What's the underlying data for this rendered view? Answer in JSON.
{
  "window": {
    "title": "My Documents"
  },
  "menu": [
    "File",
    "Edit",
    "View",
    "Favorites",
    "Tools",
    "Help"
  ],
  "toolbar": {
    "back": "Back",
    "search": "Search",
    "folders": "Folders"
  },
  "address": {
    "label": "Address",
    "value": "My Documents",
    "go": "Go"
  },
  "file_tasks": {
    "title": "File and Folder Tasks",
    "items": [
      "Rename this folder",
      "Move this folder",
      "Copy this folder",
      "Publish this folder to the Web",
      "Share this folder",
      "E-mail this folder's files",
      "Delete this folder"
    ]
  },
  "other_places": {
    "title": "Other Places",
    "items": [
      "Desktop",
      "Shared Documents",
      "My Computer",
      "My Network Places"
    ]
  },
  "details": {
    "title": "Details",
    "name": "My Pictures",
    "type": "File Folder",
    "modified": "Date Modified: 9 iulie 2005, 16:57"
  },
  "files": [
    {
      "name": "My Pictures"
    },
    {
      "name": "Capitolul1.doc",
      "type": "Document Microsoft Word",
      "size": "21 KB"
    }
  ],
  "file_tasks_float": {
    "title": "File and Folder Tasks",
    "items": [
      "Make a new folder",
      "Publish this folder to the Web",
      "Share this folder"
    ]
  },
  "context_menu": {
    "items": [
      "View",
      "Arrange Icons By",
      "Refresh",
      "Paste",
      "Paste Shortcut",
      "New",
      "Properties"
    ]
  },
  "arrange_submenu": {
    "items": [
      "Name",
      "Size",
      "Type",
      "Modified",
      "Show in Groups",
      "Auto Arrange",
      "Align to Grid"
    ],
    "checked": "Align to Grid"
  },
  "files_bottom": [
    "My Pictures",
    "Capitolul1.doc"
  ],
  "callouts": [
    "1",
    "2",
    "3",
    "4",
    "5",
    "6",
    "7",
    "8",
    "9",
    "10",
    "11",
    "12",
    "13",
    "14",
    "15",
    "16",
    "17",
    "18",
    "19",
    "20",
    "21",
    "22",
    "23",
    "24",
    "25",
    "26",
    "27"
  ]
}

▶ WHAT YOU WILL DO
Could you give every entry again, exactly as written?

▶ YOUR SOLUTION
What's the underlying data for this rendered view? Answer in JSON.
{
  "window": {
    "title": "My Documents"
  },
  "menu": [
    "File",
    "Edit",
    "View",
    "Favorites",
    "Tools",
    "Help"
  ],
  "toolbar": {
    "back": "Back",
    "search": "Search",
    "folders": "Folders"
  },
  "address": {
    "label": "Address",
    "value": "My Documents",
    "go": "Go"
  },
  "file_tasks": {
    "title": "File and Folder Tasks",
    "items": [
      "Rename this folder",
      "Move this folder",
      "Copy this folder",
      "Publish this folder to the Web",
      "Share this folder",
      "E-mail this folder's files",
      "Delete this folder"
    ]
  },
  "other_places": {
    "title": "Other Places",
    "items": [
      "Desktop",
      "Shared Documents",
      "My Computer",
      "My Network Places"
    ]
  },
  "details": {
    "title": "Details",
    "name": "My Pictures",
    "type": "File Folder",
    "modified": "Date Modified: 9 iulie 2005, 16:57"
  },
  "files": [
    {
      "name": "My Pictures"
    },
    {
      "name": "Capitolul1.doc",
      "type": "Document Microsoft Word",
      "size": "21 KB"
    }
  ],
  "file_tasks_float": {
    "title": "File and Folder Tasks",
    "items": [
      "Make a new folder",
      "Publish this folder to the Web",
      "Share this folder"
    ]
  },
  "context_menu": {
    "items": [
      "View",
      "Arrange Icons By",
      "Refresh",
      "Paste",
      "Paste Shortcut",
      "New",
      "Properties"
    ]
  },
  "arrange_submenu": {
    "items": [
      "Name",
      "Size",
      "Type",
      "Modified",
      "Show in Groups",
      "Auto Arrange",
      "Align to Grid"
    ],
    "checked": "Align to Grid"
  },
  "files_bottom": [
    "My Pictures",
    "Capitolul1.doc"
  ],
  "callouts": [
    "1",
    "2",
    "3",
    "4",
    "5",
    "6",
    "7",
    "8",
    "9",
    "10",
    "11",
    "12",
    "13",
    "14",
    "15",
    "16",
    "17",
    "18",
    "19",
    "20",
    "21",
    "22",
    "23",
    "24",
    "25",
    "26",
    "27"
  ]
}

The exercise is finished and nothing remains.